**TO DO:** Your answer should be the full listing, copied word for word.

**DATA IN THIS EXERCISE:**
+++++

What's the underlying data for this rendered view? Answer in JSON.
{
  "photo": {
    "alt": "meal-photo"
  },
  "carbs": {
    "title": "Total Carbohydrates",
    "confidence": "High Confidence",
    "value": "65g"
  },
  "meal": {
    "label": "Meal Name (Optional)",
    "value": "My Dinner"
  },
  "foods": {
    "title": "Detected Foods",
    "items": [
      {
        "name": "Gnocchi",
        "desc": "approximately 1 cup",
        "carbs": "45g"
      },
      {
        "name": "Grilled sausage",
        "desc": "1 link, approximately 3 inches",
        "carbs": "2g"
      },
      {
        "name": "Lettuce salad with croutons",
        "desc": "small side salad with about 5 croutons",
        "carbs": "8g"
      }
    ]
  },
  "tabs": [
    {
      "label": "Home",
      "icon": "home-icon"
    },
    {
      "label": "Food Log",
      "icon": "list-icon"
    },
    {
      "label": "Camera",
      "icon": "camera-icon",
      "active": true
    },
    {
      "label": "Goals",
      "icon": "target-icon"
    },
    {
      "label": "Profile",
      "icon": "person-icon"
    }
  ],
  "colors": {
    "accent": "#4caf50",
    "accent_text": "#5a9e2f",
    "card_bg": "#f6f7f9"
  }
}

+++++

**ANSWER BOX:**
What's the underlying data for this rendered view? Answer in JSON.
{
  "photo": {
    "alt": "meal-photo"
  },
  "carbs": {
    "title": "Total Carbohydrates",
    "confidence": "High Confidence",
    "value": "65g"
  },
  "meal": {
    "label": "Meal Name (Optional)",
    "value": "My Dinner"
  },
  "foods": {
    "title": "Detected Foods",
    "items": [
      {
        "name": "Gnocchi",
        "desc": "approximately 1 cup",
        "carbs": "45g"
      },
      {
        "name": "Grilled sausage",
        "desc": "1 link, approximately 3 inches",
        "carbs": "2g"
      },
      {
        "name": "Lettuce salad with croutons",
        "desc": "small side salad with about 5 croutons",
        "carbs": "8g"
      }
    ]
  },
  "tabs": [
    {
      "label": "Home",
      "icon": "home-icon"
    },
    {
      "label": "Food Log",
      "icon": "list-icon"
    },
    {
      "label": "Camera",
      "icon": "camera-icon",
      "active": true
    },
    {
      "label": "Goals",
      "icon": "target-icon"
    },
    {
      "label": "Profile",
      "icon": "person-icon"
    }
  ],
  "colors": {
    "accent": "#4caf50",
    "accent_text": "#5a9e2f",
    "card_bg": "#f6f7f9"
  }
}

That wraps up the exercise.